Saturday, July 27, 2013

Arctic Cyclone July 2013

A cyclone is raging over Arctic.

Above satellite image is from with further images added in the video below (July 25-27, 2013). To see the video in a larger size, go to

Below, a Naval Research Laboratory animation showing ice speed and drift over 30 days.

The impact of the cyclone is also clearly visible on the Naval Research Laboratory ice concentration animation below.


- The Great Arctic Flush - by Paul Beckwith

Thursday, January 10, 2013

Dark Snow Project - Research into soot on Greenland

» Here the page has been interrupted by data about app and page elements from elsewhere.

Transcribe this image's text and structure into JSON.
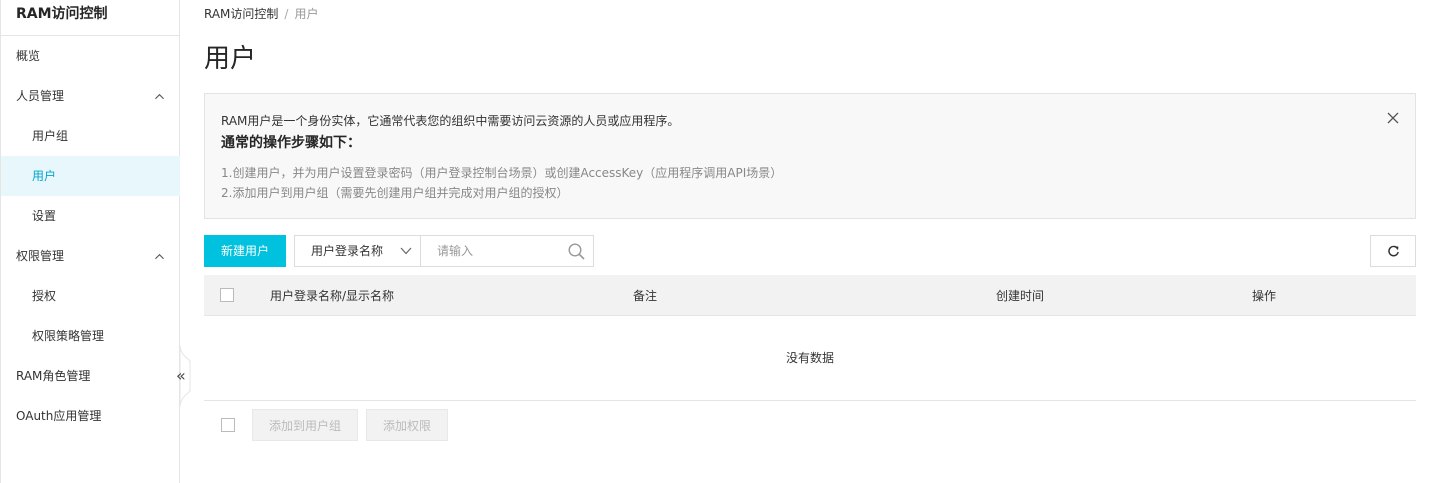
{
  "sidebar": {
    "title": "RAM访问控制",
    "items": [
      {
        "label": "概览"
      },
      {
        "label": "人员管理"
      },
      {
        "label": "用户组"
      },
      {
        "label": "用户"
      },
      {
        "label": "设置"
      },
      {
        "label": "权限管理"
      },
      {
        "label": "授权"
      },
      {
        "label": "权限策略管理"
      },
      {
        "label": "RAM角色管理"
      },
      {
        "label": "OAuth应用管理"
      }
    ],
    "collapse_glyph": "«"
  },
  "breadcrumb": {
    "root": "RAM访问控制",
    "separator": "/",
    "current": "用户"
  },
  "page": {
    "title": "用户"
  },
  "notice": {
    "description": "RAM用户是一个身份实体，它通常代表您的组织中需要访问云资源的人员或应用程序。",
    "heading": "通常的操作步骤如下：",
    "steps": [
      "1.创建用户，并为用户设置登录密码（用户登录控制台场景）或创建AccessKey（应用程序调用API场景）",
      "2.添加用户到用户组（需要先创建用户组并完成对用户组的授权）"
    ]
  },
  "toolbar": {
    "new_user": "新建用户",
    "filter_select": "用户登录名称",
    "search_placeholder": "请输入"
  },
  "table": {
    "columns": [
      "用户登录名称/显示名称",
      "备注",
      "创建时间",
      "操作"
    ],
    "empty_text": "没有数据"
  },
  "footer": {
    "add_to_group": "添加到用户组",
    "add_permission": "添加权限"
  },
  "colors": {
    "accent": "#00c1de",
    "active_bg": "#e8f7fb",
    "active_text": "#00a6cf"
  }
}
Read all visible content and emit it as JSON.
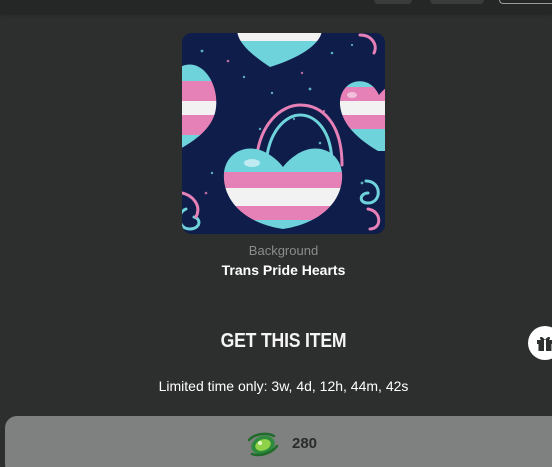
{
  "item": {
    "type_label": "Background",
    "title": "Trans Pride Hearts"
  },
  "purchase": {
    "heading": "GET THIS ITEM",
    "timer_text": "Limited time only: 3w, 4d, 12h, 44m, 42s",
    "price": "280"
  },
  "icons": {
    "gift": "gift-icon",
    "currency": "orb-currency-icon"
  },
  "colors": {
    "background": "#2d2e2e",
    "button": "#7f8180",
    "trans_blue": "#6fd3dc",
    "trans_pink": "#e681b8",
    "trans_white": "#f2f2f2",
    "image_bg": "#0f1d4a"
  }
}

Fossil fuel combustion creates carbon emissions that increase atmospheric thickness, warming climate. The occurrence of wildfire increases with climate warming, increasing soot loading of the atmosphere. Some of this soot is transported through the atmosphere and is deposited on glaciers, lowering their reflectivity, increasing solar energy absorption, increasing melt rates.
image from

In parts of Greenland where winter snow loss during each melt season exposes impurity-rich bare ice, the surface reflectivity drops from 85% to 30%. Consequently, most of the 24-hour sunlight goes into ice melt. In this Dark Zone, the impact of soot manifests strongest in a self-reinforcing feedback loop that research by Jason Box has shown to have doubled melt rates in the past decade.

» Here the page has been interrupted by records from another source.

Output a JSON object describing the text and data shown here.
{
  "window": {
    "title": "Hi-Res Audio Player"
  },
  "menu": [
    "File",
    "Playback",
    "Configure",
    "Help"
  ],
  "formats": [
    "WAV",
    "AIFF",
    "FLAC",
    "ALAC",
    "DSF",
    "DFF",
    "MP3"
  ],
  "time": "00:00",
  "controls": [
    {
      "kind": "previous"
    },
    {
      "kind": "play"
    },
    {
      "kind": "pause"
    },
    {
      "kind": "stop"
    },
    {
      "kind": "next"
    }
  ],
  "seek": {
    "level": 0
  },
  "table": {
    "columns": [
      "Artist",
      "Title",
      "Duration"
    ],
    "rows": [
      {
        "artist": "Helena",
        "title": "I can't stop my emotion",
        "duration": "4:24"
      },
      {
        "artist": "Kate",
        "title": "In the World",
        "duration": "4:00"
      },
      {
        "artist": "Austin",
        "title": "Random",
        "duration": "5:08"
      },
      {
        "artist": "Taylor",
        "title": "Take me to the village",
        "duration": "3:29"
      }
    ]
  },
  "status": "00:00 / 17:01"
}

High on the inland ice sheet where melting is rare, satellite data show surface darkening making the researchers suspect that wildfire and industrial soot are to blame. Darkening here promotes snowpack heating, bringing earlier melt, keeping melt going longer. Here is where this feedback is changing the ice sheet in surprising ways, leading to complete surface melting in year 2012.

To measure the extent to which soot particles enhance melting, Jason Box is organizing a Greenland ice sheet expedition for 2013. The Dark Snow Project expedition is to be the first of its kind, made possible by crowd-source funding.


Fire and Ice: Wildfires Darkening Greenland Snowpack, Increasing Melting (News Release from Byrd Polar Center)

- The DarkSnowProject

-Video: Sampling Greenland, the Dark Snow Project, by Peter Sinclair, produced at Greenman Studio, Midland, MI.

- Where there’s fire there’s smoke - Blog by Jason Box, the

Further reading

- Greenland is melting at incredible rate